The spring allergy season can be really tough for some people, especially in the Pacific Northwest. We do not know yet how it will be this year, but since it has snowed quite recently and the temperatures went really low, there is a chance that the season was delayed a little bit.
If you want to know how you can survive the allergy season, we have a couple of tips for you. These methods should help you avoid allergies as much as you can, and you will have a peaceful spring.
You can’t stay hidden in your house forever, but there are ways to protect you when you go outside. Simply take an antihistamine before any kind of outdoor activity. They are not that expensive and they will definitely help.
You can also try any decongestant for the nose. This will also help with your eye symptoms. You can try to use a salwater nasal wash or even a neti pot. There won’t be any side effects and you will get rid of congestion and nasal secretions.

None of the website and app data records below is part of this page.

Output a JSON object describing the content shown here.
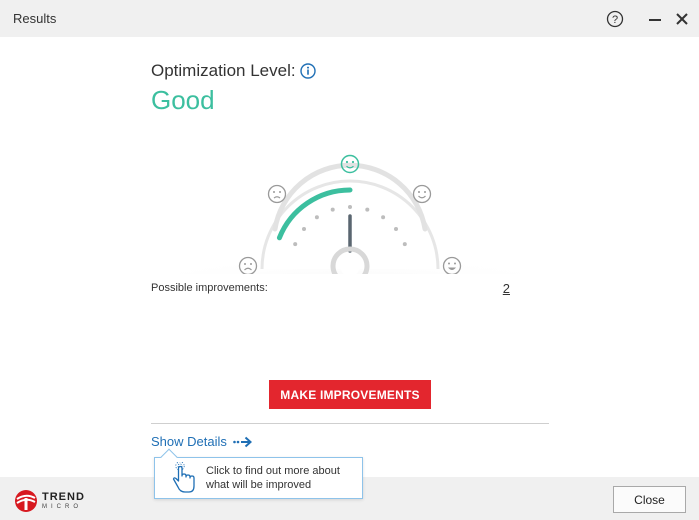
{
  "window": {
    "title": "Results",
    "help_icon": "question-circle-icon",
    "minimize_icon": "minimize-icon",
    "close_icon": "close-x-icon"
  },
  "optimization": {
    "label": "Optimization Level:",
    "info_icon": "info-circle-icon",
    "value": "Good",
    "value_color": "#3cbf9f"
  },
  "gauge": {
    "level": "Good",
    "faces": [
      "very-sad-face-icon",
      "sad-face-icon",
      "smile-face-icon",
      "happy-face-icon",
      "very-happy-face-icon"
    ],
    "active_face": "smile-face-icon",
    "fill_fraction": 0.5,
    "arc_color": "#3cbf9f"
  },
  "improvements": {
    "label": "Possible improvements:",
    "count": "2"
  },
  "actions": {
    "make_improvements": "MAKE IMPROVEMENTS",
    "make_improvements_color": "#e3262e",
    "show_details": "Show Details",
    "close": "Close"
  },
  "tooltip": {
    "line1": "Click to find out more about",
    "line2": "what will be improved",
    "icon": "pointing-hand-icon"
  },
  "brand": {
    "name_line1": "TREND",
    "name_line2": "MICRO",
    "logo_icon": "trend-micro-logo-icon",
    "color": "#d71920"
  }
}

There are a couple of things you can do in order to avoid pollen. For example, wearing a hat and glasses can protect your eyes and face from pollen. It is also a good idea to avoid going outside during the middle of the day, as allergies are worse during that period.
At night don’t leave any open windows close to your head and when you wash your laundry avoid drying it outdoors while it is pollen season.
If your allergies are not too severe you don’t need to try more than simple medication. However, if your life is affected by the allergies, it might time for something more powerful. You should visit an allergy specialist and get evaluated.
Brad is a former Senior Fellow at the Schuster Institute for Investigative Journalism at Brandeis University, is an award-winning travel, culture, and parenting writer. His writing has appeared in many of the Canada’s most respected and credible publications, including the Toronto Star, CBC News and on the cover of Smithsonian Magazine. A meticulous researcher who’s not afraid to be controversial, he is nationally known as a journalist who opens people’s eyes to the realities behind accepted practices in the care of children. Brad is a contributing journalist to Advocator.ca